-- Records shown follows --
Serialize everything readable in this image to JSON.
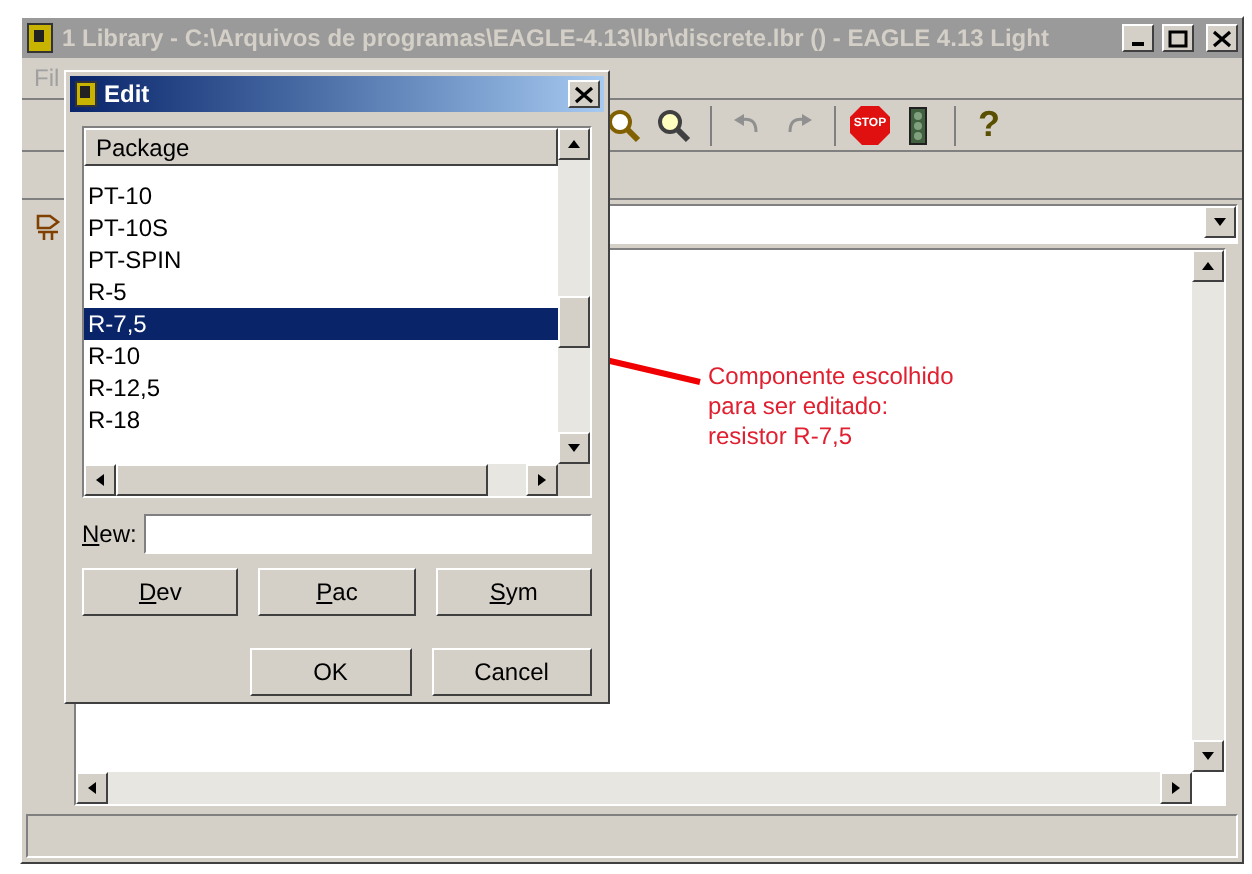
{
  "window": {
    "title": "1 Library - C:\\Arquivos de programas\\EAGLE-4.13\\lbr\\discrete.lbr () - EAGLE 4.13 Light"
  },
  "menu": [
    "Fil"
  ],
  "toolbar": {
    "stop_label": "STOP",
    "help_label": "?"
  },
  "dialog": {
    "title": "Edit",
    "column": "Package",
    "items": [
      {
        "label": "PT-10",
        "selected": false
      },
      {
        "label": "PT-10S",
        "selected": false
      },
      {
        "label": "PT-SPIN",
        "selected": false
      },
      {
        "label": "R-5",
        "selected": false
      },
      {
        "label": "R-7,5",
        "selected": true
      },
      {
        "label": "R-10",
        "selected": false
      },
      {
        "label": "R-12,5",
        "selected": false
      },
      {
        "label": "R-18",
        "selected": false
      }
    ],
    "new_label": "New:",
    "buttons": [
      {
        "label": "Dev",
        "accelerator": true
      },
      {
        "label": "Pac",
        "accelerator": true
      },
      {
        "label": "Sym",
        "accelerator": true
      }
    ],
    "actions": [
      {
        "label": "OK",
        "accelerator": false
      },
      {
        "label": "Cancel",
        "accelerator": false
      }
    ]
  },
  "annotation": {
    "lines": [
      "Componente escolhido",
      "para ser editado:",
      "resistor R-7,5"
    ]
  }
}
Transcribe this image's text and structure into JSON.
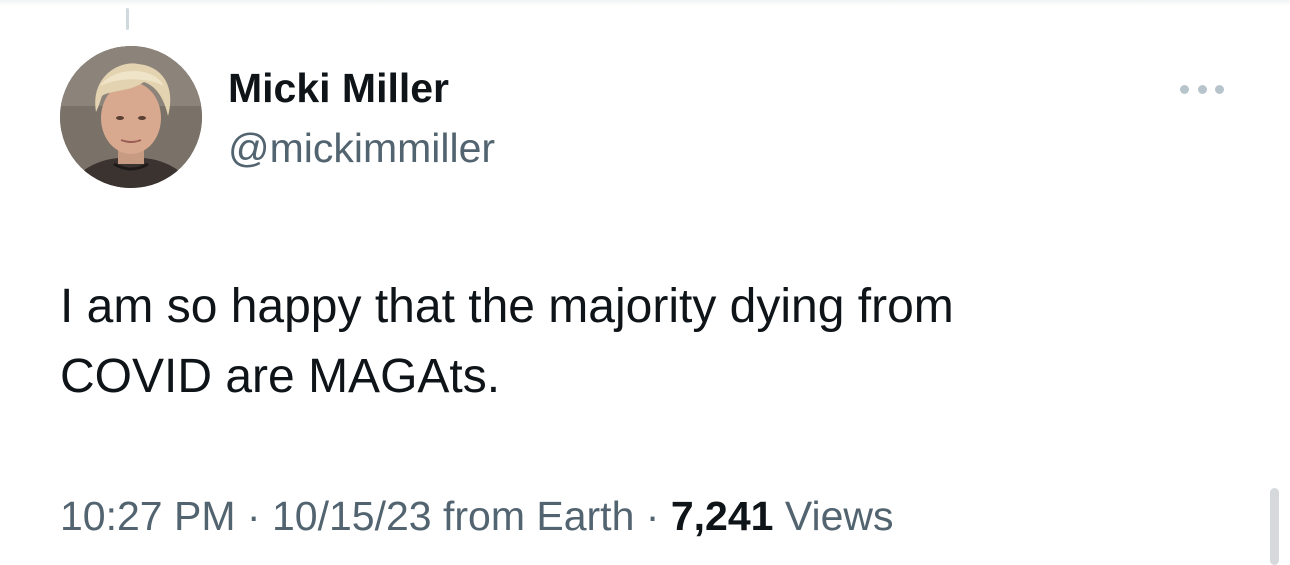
{
  "tweet": {
    "author": {
      "display_name": "Micki Miller",
      "handle": "@mickimmiller"
    },
    "text_line1": "I am so happy that the majority dying from",
    "text_line2": "COVID are MAGAts.",
    "time": "10:27 PM",
    "date": "10/15/23",
    "source": "from Earth",
    "separator": "·",
    "views_count": "7,241",
    "views_label": "Views"
  },
  "icons": {
    "more": "more-horizontal-icon"
  },
  "colors": {
    "text_primary": "#0f1419",
    "text_secondary": "#536471",
    "icon_muted": "#b8c4cc"
  }
}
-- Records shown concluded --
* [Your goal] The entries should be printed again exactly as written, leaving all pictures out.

* [Output of the exercise]
Serialize everything readable in this image to JSON.
{
  "window": {
    "title": "1 Library - C:\\Arquivos de programas\\EAGLE-4.13\\lbr\\discrete.lbr () - EAGLE 4.13 Light"
  },
  "menu": [
    "Fil"
  ],
  "toolbar": {
    "stop_label": "STOP",
    "help_label": "?"
  },
  "dialog": {
    "title": "Edit",
    "column": "Package",
    "items": [
      {
        "label": "PT-10",
        "selected": false
      },
      {
        "label": "PT-10S",
        "selected": false
      },
      {
        "label": "PT-SPIN",
        "selected": false
      },
      {
        "label": "R-5",
        "selected": false
      },
      {
        "label": "R-7,5",
        "selected": true
      },
      {
        "label": "R-10",
        "selected": false
      },
      {
        "label": "R-12,5",
        "selected": false
      },
      {
        "label": "R-18",
        "selected": false
      }
    ],
    "new_label": "New:",
    "buttons": [
      {
        "label": "Dev",
        "accelerator": true
      },
      {
        "label": "Pac",
        "accelerator": true
      },
      {
        "label": "Sym",
        "accelerator": true
      }
    ],
    "actions": [
      {
        "label": "OK",
        "accelerator": false
      },
      {
        "label": "Cancel",
        "accelerator": false
      }
    ]
  },
  "annotation": {
    "lines": [
      "Componente escolhido",
      "para ser editado:",
      "resistor R-7,5"
    ]
  }
}
Transcribe this image's text and structure into JSON.
{
  "tweet": {
    "author": {
      "display_name": "Micki Miller",
      "handle": "@mickimmiller"
    },
    "text_line1": "I am so happy that the majority dying from",
    "text_line2": "COVID are MAGAts.",
    "time": "10:27 PM",
    "date": "10/15/23",
    "source": "from Earth",
    "separator": "·",
    "views_count": "7,241",
    "views_label": "Views"
  },
  "icons": {
    "more": "more-horizontal-icon"
  },
  "colors": {
    "text_primary": "#0f1419",
    "text_secondary": "#536471",
    "icon_muted": "#b8c4cc"
  }
}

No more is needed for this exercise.